July 11, 2017

What makes a good mentor? Part 2 of 3: Who were my good mentors?

Last time, we asked what makes a good mentor.  Now, to show you I’m not just talking theoretically, but speaking from experience, I’ll share with you the stories of three mentors who helped me along.

Who were my good mentors?

1. When I was a trainee hairdresser, there was the owner of the Salon. She asked me to sweep the floor while she cut hair. She also had me buy the milk, do perms, wash hair, colour and bleach it, and perform other tasks as my abilities grew. When I burnt myself handling hot equipment, she was there to tell me to put my hand under the tap, and there to tell me when it was under for too long. When I was learning to die hair, she was there to ensure that I put the cap on the client correctly and that I didn’t risk getting any irritants on the client’s face, or worse. The other hairdressers at the Salon were like mentors to me too, they gave little bits of advice, and so were the clients.

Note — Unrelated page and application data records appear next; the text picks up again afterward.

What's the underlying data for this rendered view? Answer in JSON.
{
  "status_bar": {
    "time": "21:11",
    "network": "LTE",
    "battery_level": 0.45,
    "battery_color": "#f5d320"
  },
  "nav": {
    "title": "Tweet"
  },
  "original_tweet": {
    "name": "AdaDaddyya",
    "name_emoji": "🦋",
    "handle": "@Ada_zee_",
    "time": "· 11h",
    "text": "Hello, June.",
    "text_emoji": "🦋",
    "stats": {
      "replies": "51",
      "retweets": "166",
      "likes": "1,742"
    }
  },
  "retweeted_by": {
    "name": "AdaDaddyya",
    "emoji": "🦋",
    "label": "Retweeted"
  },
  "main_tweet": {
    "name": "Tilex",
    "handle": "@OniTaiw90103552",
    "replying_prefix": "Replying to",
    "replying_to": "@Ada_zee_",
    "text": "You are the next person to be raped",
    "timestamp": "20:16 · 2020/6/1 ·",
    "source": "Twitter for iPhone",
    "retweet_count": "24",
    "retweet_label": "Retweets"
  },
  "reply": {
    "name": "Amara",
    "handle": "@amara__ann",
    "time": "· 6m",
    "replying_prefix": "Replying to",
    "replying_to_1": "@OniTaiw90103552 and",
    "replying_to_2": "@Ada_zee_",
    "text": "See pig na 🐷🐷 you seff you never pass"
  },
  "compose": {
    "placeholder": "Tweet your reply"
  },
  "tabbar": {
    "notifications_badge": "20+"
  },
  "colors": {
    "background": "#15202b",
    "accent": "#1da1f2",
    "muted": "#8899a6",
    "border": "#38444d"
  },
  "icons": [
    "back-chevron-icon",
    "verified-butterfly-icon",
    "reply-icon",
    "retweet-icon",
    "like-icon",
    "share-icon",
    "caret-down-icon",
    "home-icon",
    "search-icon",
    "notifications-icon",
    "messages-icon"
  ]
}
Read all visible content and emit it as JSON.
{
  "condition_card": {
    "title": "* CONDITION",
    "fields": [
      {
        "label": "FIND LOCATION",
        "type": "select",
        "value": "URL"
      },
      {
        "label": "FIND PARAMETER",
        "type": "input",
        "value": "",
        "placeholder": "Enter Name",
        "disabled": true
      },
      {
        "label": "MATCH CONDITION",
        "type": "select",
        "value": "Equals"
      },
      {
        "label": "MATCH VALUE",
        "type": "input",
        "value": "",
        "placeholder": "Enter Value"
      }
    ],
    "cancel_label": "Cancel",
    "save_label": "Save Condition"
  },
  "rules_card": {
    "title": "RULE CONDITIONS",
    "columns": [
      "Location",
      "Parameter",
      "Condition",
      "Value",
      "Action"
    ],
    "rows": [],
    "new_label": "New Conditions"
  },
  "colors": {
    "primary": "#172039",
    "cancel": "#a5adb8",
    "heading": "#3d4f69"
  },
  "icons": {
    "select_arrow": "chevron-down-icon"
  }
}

However, V took full responsibility for my training and oversaw what I did more than anyone else could.

2. While studying office skills and technology (I started out doing an NVQ in Administration), A.E. was there to make sure I knew my potential. She asked me to please carry files for her, assigned me to participate in the organisation of certain activities, guided me on choosing and finding a work placement, helped me choose which spreadsheet and word processing exams to take, and to know when I was ready to take them. When I felt overwhelmed, I was able to downgrade my NVQ to a series of Pitmans and OCR qualifications, to show what I had learnt, and she was still there to help me achieve those.

3. At directory enquiries, my trainer started out by simply telling us what to do and guiding us with practice on simulated calls. Like a driving instructor in the parking lot, she was with us, maybe not always one to one, but she was there full time with a small group of under a dozen learners, overseeing us for the first weeks of our training.

She then assigned us individually to experienced customer advisors, so we could listen in on their calls.

Even when we completed initial training, she continued to listen in on my calls, and met with me individually to listen and guide me to self-suggest how I could improve. Like a good driving instructor, she gave me a lot of reign, not pulling on the breaks until it was necessary, and gradually bringing me to more difficult tasks to help me grow.

Of course, it only helped because I knew how to listen.  Sure, she showed us training videos in addition to other things, but she supplemented these videos with personal instruction.

Okay, so I couldn’t find the videos, but I remember what she taught me.

Of course, mentors aren’t everything.

I stuck with directory enquiries job the longest NOT because the mentor was good (she was excellent) but because the pay was most predictable. I know, the “customer adviser” pay isn’t that great, and we all knew that the call centre was closing down, but having a basic salary was a motivation that helped me through the difficult times.

What do these three mentors have in common? They worked with me, in the same room, so they could monitor my progress individually. They had professional experience in what they taught. And they had taught many others before me to do the same task, so they knew what to look for and what to suggest much better than a critic or academic or even a customer who only saw the end product would.

Why no driving instructors? I don’t have a license. I’m not blaming any instructors, just saying I’m not really a good judge of mentors in that field.

Why no film mentors?  Well, I’ll get to that in the third part.  I had a group of people who were sort of my film mentors, but not in the same way as the others I’ve mentioned.  But more about those people in the final part.